> Work request: Leave the images out, and otherwise write out each entry exactly.

> Exercise data:
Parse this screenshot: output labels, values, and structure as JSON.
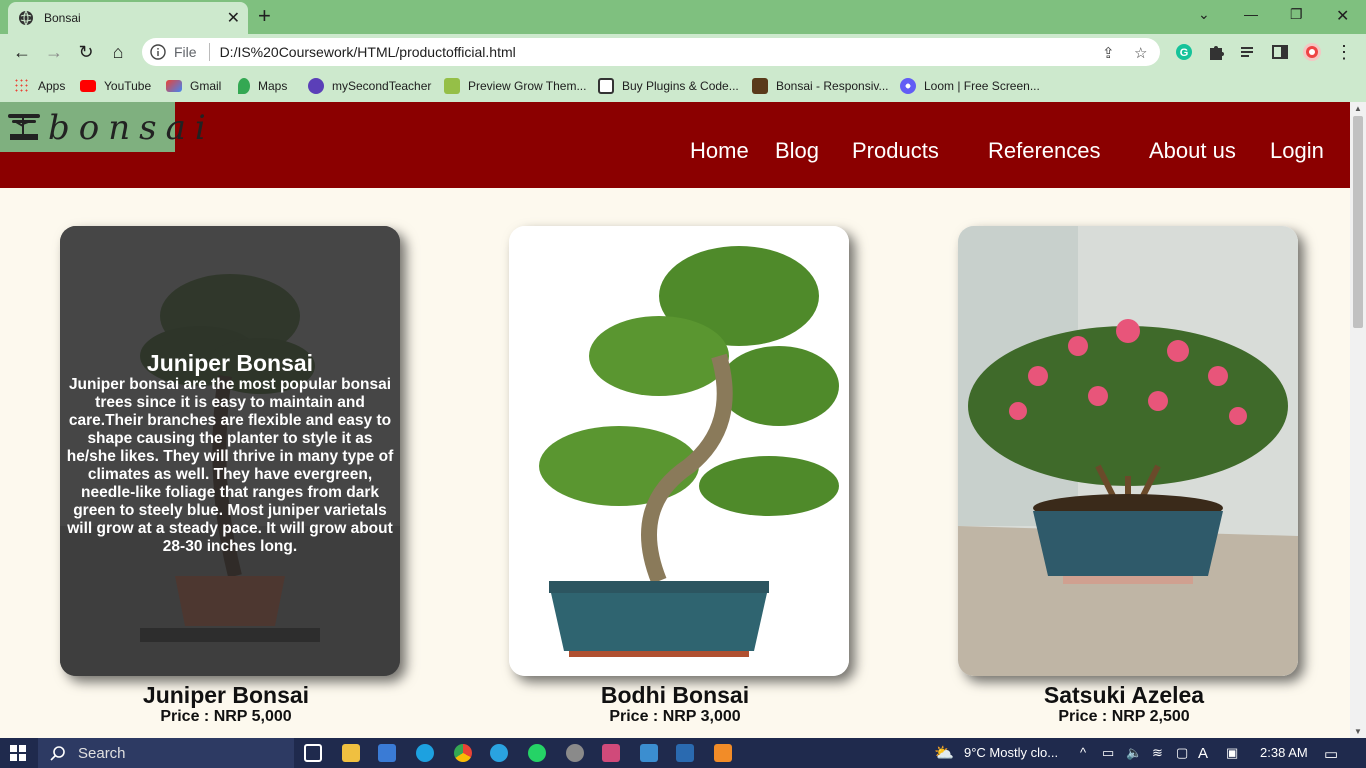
{
  "browser": {
    "tab_title": "Bonsai",
    "tab_close": "✕",
    "new_tab": "+",
    "address_prefix": "File",
    "url": "D:/IS%20Coursework/HTML/productofficial.html",
    "bookmarks": [
      {
        "label": "Apps",
        "icon": "apps-grid-icon",
        "color": "#e94235"
      },
      {
        "label": "YouTube",
        "icon": "youtube-icon",
        "color": "#ff0000"
      },
      {
        "label": "Gmail",
        "icon": "gmail-icon",
        "color": "#d93025"
      },
      {
        "label": "Maps",
        "icon": "maps-icon",
        "color": "#34a853"
      },
      {
        "label": "mySecondTeacher",
        "icon": "mysecondteacher-icon",
        "color": "#5b3fb8"
      },
      {
        "label": "Preview Grow Them...",
        "icon": "shopify-icon",
        "color": "#95bf47"
      },
      {
        "label": "Buy Plugins & Code...",
        "icon": "plugins-icon",
        "color": "#333333"
      },
      {
        "label": "Bonsai - Responsiv...",
        "icon": "bonsai-site-icon",
        "color": "#5a3a1a"
      },
      {
        "label": "Loom | Free Screen...",
        "icon": "loom-icon",
        "color": "#625df5"
      }
    ]
  },
  "site": {
    "logo_text": "bonsai",
    "nav": [
      "Home",
      "Blog",
      "Products",
      "References",
      "About us",
      "Login"
    ],
    "header_color": "#8b0000",
    "logo_bg": "#7fb07f"
  },
  "products": [
    {
      "name": "Juniper Bonsai",
      "price": "Price : NRP 5,000",
      "overlay_title": "Juniper Bonsai",
      "overlay_text": "Juniper bonsai are the most popular bonsai trees since it is easy to maintain and care.Their branches are flexible and easy to shape causing the planter to style it as he/she likes. They will thrive in many type of climates as well. They have evergreen, needle-like foliage that ranges from dark green to steely blue. Most juniper varietals will grow at a steady pace. It will grow about 28-30 inches long."
    },
    {
      "name": "Bodhi Bonsai",
      "price": "Price : NRP 3,000"
    },
    {
      "name": "Satsuki Azelea",
      "price": "Price : NRP 2,500"
    }
  ],
  "taskbar": {
    "search_placeholder": "Search",
    "weather": "9°C  Mostly clo...",
    "time": "2:38 AM",
    "lang": "A"
  }
}
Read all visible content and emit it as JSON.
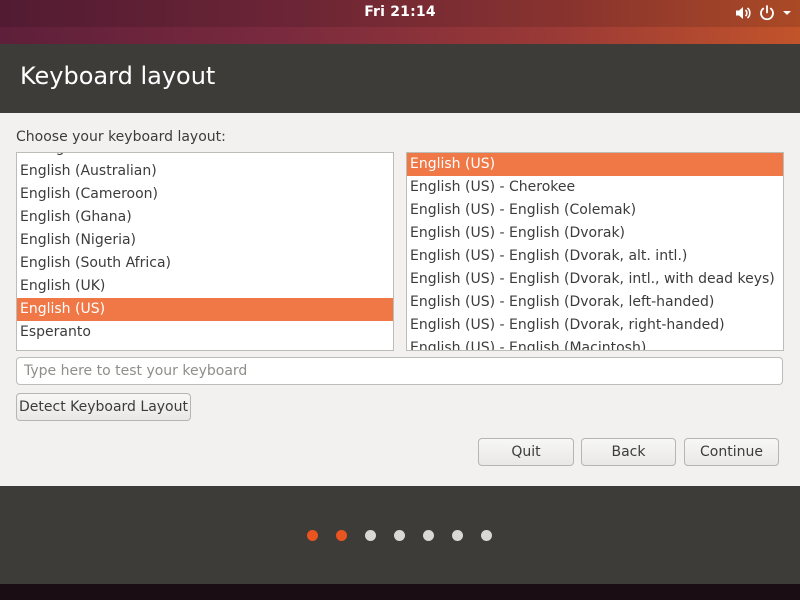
{
  "topbar": {
    "clock": "Fri 21:14",
    "icons": [
      "volume-icon",
      "power-icon",
      "chevron-down-icon"
    ]
  },
  "window": {
    "title": "Keyboard layout",
    "choose_label": "Choose your keyboard layout:",
    "layouts": [
      "Dzongkha",
      "English (Australian)",
      "English (Cameroon)",
      "English (Ghana)",
      "English (Nigeria)",
      "English (South Africa)",
      "English (UK)",
      "English (US)",
      "Esperanto"
    ],
    "selected_layout": "English (US)",
    "variants": [
      "English (US)",
      "English (US) - Cherokee",
      "English (US) - English (Colemak)",
      "English (US) - English (Dvorak)",
      "English (US) - English (Dvorak, alt. intl.)",
      "English (US) - English (Dvorak, intl., with dead keys)",
      "English (US) - English (Dvorak, left-handed)",
      "English (US) - English (Dvorak, right-handed)",
      "English (US) - English (Macintosh)"
    ],
    "selected_variant": "English (US)",
    "test_input": {
      "placeholder": "Type here to test your keyboard",
      "value": ""
    },
    "detect_button": "Detect Keyboard Layout",
    "buttons": {
      "quit": "Quit",
      "back": "Back",
      "continue": "Continue"
    }
  },
  "progress": {
    "total_steps": 7,
    "completed_steps": 2
  },
  "colors": {
    "accent": "#e95420",
    "selection": "#f07746",
    "header": "#3d3c39"
  }
}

> Reply to the exercise:
Parse this screenshot: output labels, values, and structure as JSON.
{
  "browser": {
    "tab_title": "Bonsai",
    "tab_close": "✕",
    "new_tab": "+",
    "address_prefix": "File",
    "url": "D:/IS%20Coursework/HTML/productofficial.html",
    "bookmarks": [
      {
        "label": "Apps",
        "icon": "apps-grid-icon",
        "color": "#e94235"
      },
      {
        "label": "YouTube",
        "icon": "youtube-icon",
        "color": "#ff0000"
      },
      {
        "label": "Gmail",
        "icon": "gmail-icon",
        "color": "#d93025"
      },
      {
        "label": "Maps",
        "icon": "maps-icon",
        "color": "#34a853"
      },
      {
        "label": "mySecondTeacher",
        "icon": "mysecondteacher-icon",
        "color": "#5b3fb8"
      },
      {
        "label": "Preview Grow Them...",
        "icon": "shopify-icon",
        "color": "#95bf47"
      },
      {
        "label": "Buy Plugins & Code...",
        "icon": "plugins-icon",
        "color": "#333333"
      },
      {
        "label": "Bonsai - Responsiv...",
        "icon": "bonsai-site-icon",
        "color": "#5a3a1a"
      },
      {
        "label": "Loom | Free Screen...",
        "icon": "loom-icon",
        "color": "#625df5"
      }
    ]
  },
  "site": {
    "logo_text": "bonsai",
    "nav": [
      "Home",
      "Blog",
      "Products",
      "References",
      "About us",
      "Login"
    ],
    "header_color": "#8b0000",
    "logo_bg": "#7fb07f"
  },
  "products": [
    {
      "name": "Juniper Bonsai",
      "price": "Price : NRP 5,000",
      "overlay_title": "Juniper Bonsai",
      "overlay_text": "Juniper bonsai are the most popular bonsai trees since it is easy to maintain and care.Their branches are flexible and easy to shape causing the planter to style it as he/she likes. They will thrive in many type of climates as well. They have evergreen, needle-like foliage that ranges from dark green to steely blue. Most juniper varietals will grow at a steady pace. It will grow about 28-30 inches long."
    },
    {
      "name": "Bodhi Bonsai",
      "price": "Price : NRP 3,000"
    },
    {
      "name": "Satsuki Azelea",
      "price": "Price : NRP 2,500"
    }
  ],
  "taskbar": {
    "search_placeholder": "Search",
    "weather": "9°C  Mostly clo...",
    "time": "2:38 AM",
    "lang": "A"
  }
}
Read all visible content and emit it as JSON.
{
  "topbar": {
    "clock": "Fri 21:14",
    "icons": [
      "volume-icon",
      "power-icon",
      "chevron-down-icon"
    ]
  },
  "window": {
    "title": "Keyboard layout",
    "choose_label": "Choose your keyboard layout:",
    "layouts": [
      "Dzongkha",
      "English (Australian)",
      "English (Cameroon)",
      "English (Ghana)",
      "English (Nigeria)",
      "English (South Africa)",
      "English (UK)",
      "English (US)",
      "Esperanto"
    ],
    "selected_layout": "English (US)",
    "variants": [
      "English (US)",
      "English (US) - Cherokee",
      "English (US) - English (Colemak)",
      "English (US) - English (Dvorak)",
      "English (US) - English (Dvorak, alt. intl.)",
      "English (US) - English (Dvorak, intl., with dead keys)",
      "English (US) - English (Dvorak, left-handed)",
      "English (US) - English (Dvorak, right-handed)",
      "English (US) - English (Macintosh)"
    ],
    "selected_variant": "English (US)",
    "test_input": {
      "placeholder": "Type here to test your keyboard",
      "value": ""
    },
    "detect_button": "Detect Keyboard Layout",
    "buttons": {
      "quit": "Quit",
      "back": "Back",
      "continue": "Continue"
    }
  },
  "progress": {
    "total_steps": 7,
    "completed_steps": 2
  },
  "colors": {
    "accent": "#e95420",
    "selection": "#f07746",
    "header": "#3d3c39"
  }
}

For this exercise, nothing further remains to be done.